  2. Increased dry matter intake. As digestive functionality and health are sustained at high levels, and in conjunction with continuous feed availability, cows consume more dry matter. Not only that, but they cannot pick out undesirable (unpalatable, dusty, etc.) ingredients, leading to much better efficiency of feed utilization and less residual feed. In addition, as the dry matter intake is easily monitored, nutrition can be easily adjusted to match genetic potential and actual performance, not to mention the ability to perform quick nutrition challenge on-farm trials.

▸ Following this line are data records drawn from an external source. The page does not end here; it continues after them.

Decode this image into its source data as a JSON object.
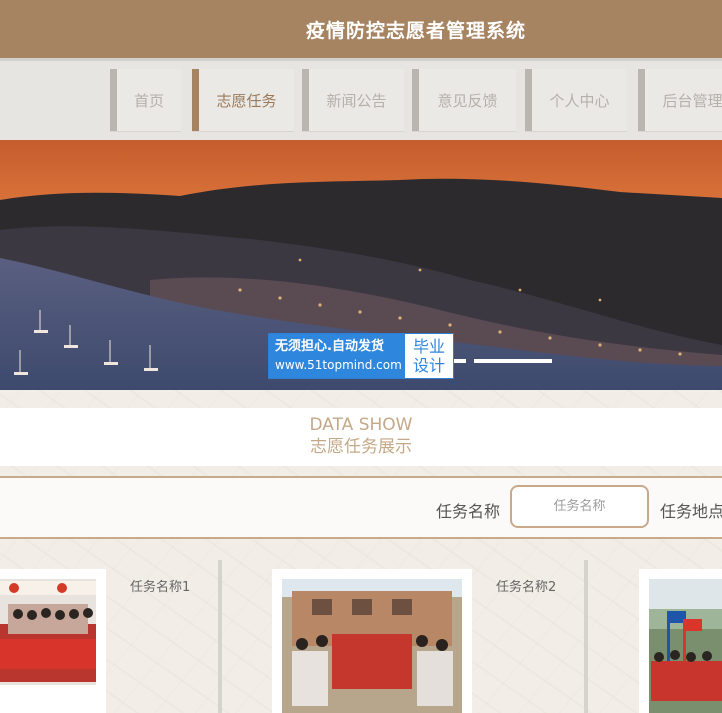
{
  "header": {
    "title": "疫情防控志愿者管理系统"
  },
  "nav": {
    "items": [
      {
        "label": "首页"
      },
      {
        "label": "志愿任务"
      },
      {
        "label": "新闻公告"
      },
      {
        "label": "意见反馈"
      },
      {
        "label": "个人中心"
      },
      {
        "label": "后台管理"
      }
    ],
    "active_index": 1
  },
  "banner": {
    "badge_line1": "无须担心.自动发货",
    "badge_line2": "www.51topmind.com",
    "badge_right1": "毕业",
    "badge_right2": "设计"
  },
  "section": {
    "title_en": "DATA SHOW",
    "title_cn": "志愿任务展示"
  },
  "search": {
    "name_label": "任务名称",
    "name_placeholder": "任务名称",
    "location_label": "任务地点"
  },
  "cards": [
    {
      "name": "任务名称1"
    },
    {
      "name": "任务名称2"
    },
    {
      "name": ""
    }
  ],
  "colors": {
    "header": "#a68462",
    "accent": "#c8a98a",
    "badge_blue": "#2f86dd"
  }
}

  3. Enhanced milk production. As it can be anticipated, a healthy cow with a functioning rumen, free of digestive disorders, and exhibiting maximal feed intake will produce more milk — always assuming the TMR is balanced correctly, but this is a totally other story. How much more milk will be produced by TMR-fed cows is a question that requires some qualification. In general, if cows already produce well below their genetic potential, then it would not be reasonable to anticipate 2-3 kg more milk daily. On the other hand, if milk yield is already high enough, the estimate is around 1 kg more milk daily.

The TMR technology offers many advantages that lead to increased milk production. But, that’s not all of it. There are side benefits that can lead to decreased feed cost. However, this is a much more difficult exercise, and one that needs to be attempted after a farm is successful in implementing the TMR feeding system.

There are numerous challenges, all from a practical point of view, that arise as a farm adapts to this feeding system. Cows must be grouped and moved according to predetermined production phases. Feed must be pushed frequently to ensure animals do not sort the ration while feed is constantly available. Finding the right balance of ingredients and nutrients requires the input of an experienced nutritionist, and deciding how many different rations to mix is perhaps the most critical decision. Nevertheless, these are secondary challenges that are easily overcome by experienced staff. Perhaps, the most important drawback in TMR methodology is the cost of equipment and securing enough qualified labor force to operate the mixer and feed the cows.